*TASK OBJECTIVE:*
Exact copies of all the entries below are expected in the answer.

**** EXERCISE MATERIALS ****

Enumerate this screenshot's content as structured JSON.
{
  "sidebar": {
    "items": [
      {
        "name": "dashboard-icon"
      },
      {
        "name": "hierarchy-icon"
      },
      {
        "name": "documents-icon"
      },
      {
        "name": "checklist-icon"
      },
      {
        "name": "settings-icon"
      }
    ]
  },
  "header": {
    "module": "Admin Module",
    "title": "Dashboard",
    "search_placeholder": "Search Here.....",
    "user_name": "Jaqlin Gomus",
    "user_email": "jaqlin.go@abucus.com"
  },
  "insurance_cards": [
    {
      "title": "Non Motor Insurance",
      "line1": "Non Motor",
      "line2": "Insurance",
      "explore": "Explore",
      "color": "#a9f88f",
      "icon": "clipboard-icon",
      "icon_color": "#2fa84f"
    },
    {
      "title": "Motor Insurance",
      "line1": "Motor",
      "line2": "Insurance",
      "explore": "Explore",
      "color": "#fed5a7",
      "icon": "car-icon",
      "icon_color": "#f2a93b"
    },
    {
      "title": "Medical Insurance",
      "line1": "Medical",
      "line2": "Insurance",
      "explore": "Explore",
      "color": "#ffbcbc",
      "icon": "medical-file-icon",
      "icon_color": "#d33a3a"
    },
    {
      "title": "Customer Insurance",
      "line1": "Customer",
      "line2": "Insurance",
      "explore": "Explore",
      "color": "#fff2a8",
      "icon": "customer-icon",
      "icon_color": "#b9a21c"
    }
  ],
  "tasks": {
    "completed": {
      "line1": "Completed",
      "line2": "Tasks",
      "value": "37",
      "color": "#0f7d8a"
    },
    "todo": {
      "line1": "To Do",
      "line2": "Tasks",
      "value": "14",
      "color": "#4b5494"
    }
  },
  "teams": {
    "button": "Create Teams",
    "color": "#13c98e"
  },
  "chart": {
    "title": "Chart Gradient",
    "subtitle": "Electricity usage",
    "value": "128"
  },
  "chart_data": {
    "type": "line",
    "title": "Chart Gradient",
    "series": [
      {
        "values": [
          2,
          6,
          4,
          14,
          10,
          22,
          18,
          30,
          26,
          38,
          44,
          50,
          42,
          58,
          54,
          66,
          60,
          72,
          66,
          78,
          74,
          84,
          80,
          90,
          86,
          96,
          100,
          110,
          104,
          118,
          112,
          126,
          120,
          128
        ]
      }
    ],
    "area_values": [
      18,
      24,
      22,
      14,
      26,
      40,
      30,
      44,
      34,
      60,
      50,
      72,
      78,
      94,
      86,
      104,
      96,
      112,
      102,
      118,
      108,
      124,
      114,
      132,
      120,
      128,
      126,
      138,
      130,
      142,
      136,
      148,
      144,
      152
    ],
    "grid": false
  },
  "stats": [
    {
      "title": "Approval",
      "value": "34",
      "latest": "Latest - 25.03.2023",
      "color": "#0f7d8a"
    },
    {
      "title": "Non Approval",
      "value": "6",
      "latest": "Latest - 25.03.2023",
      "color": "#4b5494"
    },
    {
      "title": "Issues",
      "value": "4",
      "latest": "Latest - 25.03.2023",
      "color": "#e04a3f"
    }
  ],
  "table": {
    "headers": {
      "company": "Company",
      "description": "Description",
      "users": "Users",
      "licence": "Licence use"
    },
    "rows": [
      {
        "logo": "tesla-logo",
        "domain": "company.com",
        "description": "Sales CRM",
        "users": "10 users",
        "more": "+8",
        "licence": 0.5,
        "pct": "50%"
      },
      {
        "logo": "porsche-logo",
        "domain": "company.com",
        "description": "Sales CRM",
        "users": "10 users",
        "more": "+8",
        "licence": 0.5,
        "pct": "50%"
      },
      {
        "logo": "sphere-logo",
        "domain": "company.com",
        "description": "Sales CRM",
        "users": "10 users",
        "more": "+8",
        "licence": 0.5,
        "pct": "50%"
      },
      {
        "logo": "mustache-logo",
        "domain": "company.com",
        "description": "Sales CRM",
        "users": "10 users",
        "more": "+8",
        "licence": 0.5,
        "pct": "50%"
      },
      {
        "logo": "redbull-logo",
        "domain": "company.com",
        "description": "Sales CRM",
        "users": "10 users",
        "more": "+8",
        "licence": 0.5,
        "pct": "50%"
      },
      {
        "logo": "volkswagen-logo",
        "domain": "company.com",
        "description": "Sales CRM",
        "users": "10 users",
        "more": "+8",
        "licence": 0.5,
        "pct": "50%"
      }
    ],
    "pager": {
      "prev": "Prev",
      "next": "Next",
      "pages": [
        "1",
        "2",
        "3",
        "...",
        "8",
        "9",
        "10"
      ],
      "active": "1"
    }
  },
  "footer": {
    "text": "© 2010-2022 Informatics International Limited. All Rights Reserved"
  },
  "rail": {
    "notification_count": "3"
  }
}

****

*EXERCISE ANSWER:*
Enumerate this screenshot's content as structured JSON.
{
  "sidebar": {
    "items": [
      {
        "name": "dashboard-icon"
      },
      {
        "name": "hierarchy-icon"
      },
      {
        "name": "documents-icon"
      },
      {
        "name": "checklist-icon"
      },
      {
        "name": "settings-icon"
      }
    ]
  },
  "header": {
    "module": "Admin Module",
    "title": "Dashboard",
    "search_placeholder": "Search Here.....",
    "user_name": "Jaqlin Gomus",
    "user_email": "jaqlin.go@abucus.com"
  },
  "insurance_cards": [
    {
      "title": "Non Motor Insurance",
      "line1": "Non Motor",
      "line2": "Insurance",
      "explore": "Explore",
      "color": "#a9f88f",
      "icon": "clipboard-icon",
      "icon_color": "#2fa84f"
    },
    {
      "title": "Motor Insurance",
      "line1": "Motor",
      "line2": "Insurance",
      "explore": "Explore",
      "color": "#fed5a7",
      "icon": "car-icon",
      "icon_color": "#f2a93b"
    },
    {
      "title": "Medical Insurance",
      "line1": "Medical",
      "line2": "Insurance",
      "explore": "Explore",
      "color": "#ffbcbc",
      "icon": "medical-file-icon",
      "icon_color": "#d33a3a"
    },
    {
      "title": "Customer Insurance",
      "line1": "Customer",
      "line2": "Insurance",
      "explore": "Explore",
      "color": "#fff2a8",
      "icon": "customer-icon",
      "icon_color": "#b9a21c"
    }
  ],
  "tasks": {
    "completed": {
      "line1": "Completed",
      "line2": "Tasks",
      "value": "37",
      "color": "#0f7d8a"
    },
    "todo": {
      "line1": "To Do",
      "line2": "Tasks",
      "value": "14",
      "color": "#4b5494"
    }
  },
  "teams": {
    "button": "Create Teams",
    "color": "#13c98e"
  },
  "chart": {
    "title": "Chart Gradient",
    "subtitle": "Electricity usage",
    "value": "128"
  },
  "chart_data": {
    "type": "line",
    "title": "Chart Gradient",
    "series": [
      {
        "values": [
          2,
          6,
          4,
          14,
          10,
          22,
          18,
          30,
          26,
          38,
          44,
          50,
          42,
          58,
          54,
          66,
          60,
          72,
          66,
          78,
          74,
          84,
          80,
          90,
          86,
          96,
          100,
          110,
          104,
          118,
          112,
          126,
          120,
          128
        ]
      }
    ],
    "area_values": [
      18,
      24,
      22,
      14,
      26,
      40,
      30,
      44,
      34,
      60,
      50,
      72,
      78,
      94,
      86,
      104,
      96,
      112,
      102,
      118,
      108,
      124,
      114,
      132,
      120,
      128,
      126,
      138,
      130,
      142,
      136,
      148,
      144,
      152
    ],
    "grid": false
  },
  "stats": [
    {
      "title": "Approval",
      "value": "34",
      "latest": "Latest - 25.03.2023",
      "color": "#0f7d8a"
    },
    {
      "title": "Non Approval",
      "value": "6",
      "latest": "Latest - 25.03.2023",
      "color": "#4b5494"
    },
    {
      "title": "Issues",
      "value": "4",
      "latest": "Latest - 25.03.2023",
      "color": "#e04a3f"
    }
  ],
  "table": {
    "headers": {
      "company": "Company",
      "description": "Description",
      "users": "Users",
      "licence": "Licence use"
    },
    "rows": [
      {
        "logo": "tesla-logo",
        "domain": "company.com",
        "description": "Sales CRM",
        "users": "10 users",
        "more": "+8",
        "licence": 0.5,
        "pct": "50%"
      },
      {
        "logo": "porsche-logo",
        "domain": "company.com",
        "description": "Sales CRM",
        "users": "10 users",
        "more": "+8",
        "licence": 0.5,
        "pct": "50%"
      },
      {
        "logo": "sphere-logo",
        "domain": "company.com",
        "description": "Sales CRM",
        "users": "10 users",
        "more": "+8",
        "licence": 0.5,
        "pct": "50%"
      },
      {
        "logo": "mustache-logo",
        "domain": "company.com",
        "description": "Sales CRM",
        "users": "10 users",
        "more": "+8",
        "licence": 0.5,
        "pct": "50%"
      },
      {
        "logo": "redbull-logo",
        "domain": "company.com",
        "description": "Sales CRM",
        "users": "10 users",
        "more": "+8",
        "licence": 0.5,
        "pct": "50%"
      },
      {
        "logo": "volkswagen-logo",
        "domain": "company.com",
        "description": "Sales CRM",
        "users": "10 users",
        "more": "+8",
        "licence": 0.5,
        "pct": "50%"
      }
    ],
    "pager": {
      "prev": "Prev",
      "next": "Next",
      "pages": [
        "1",
        "2",
        "3",
        "...",
        "8",
        "9",
        "10"
      ],
      "active": "1"
    }
  },
  "footer": {
    "text": "© 2010-2022 Informatics International Limited. All Rights Reserved"
  },
  "rail": {
    "notification_count": "3"
  }
}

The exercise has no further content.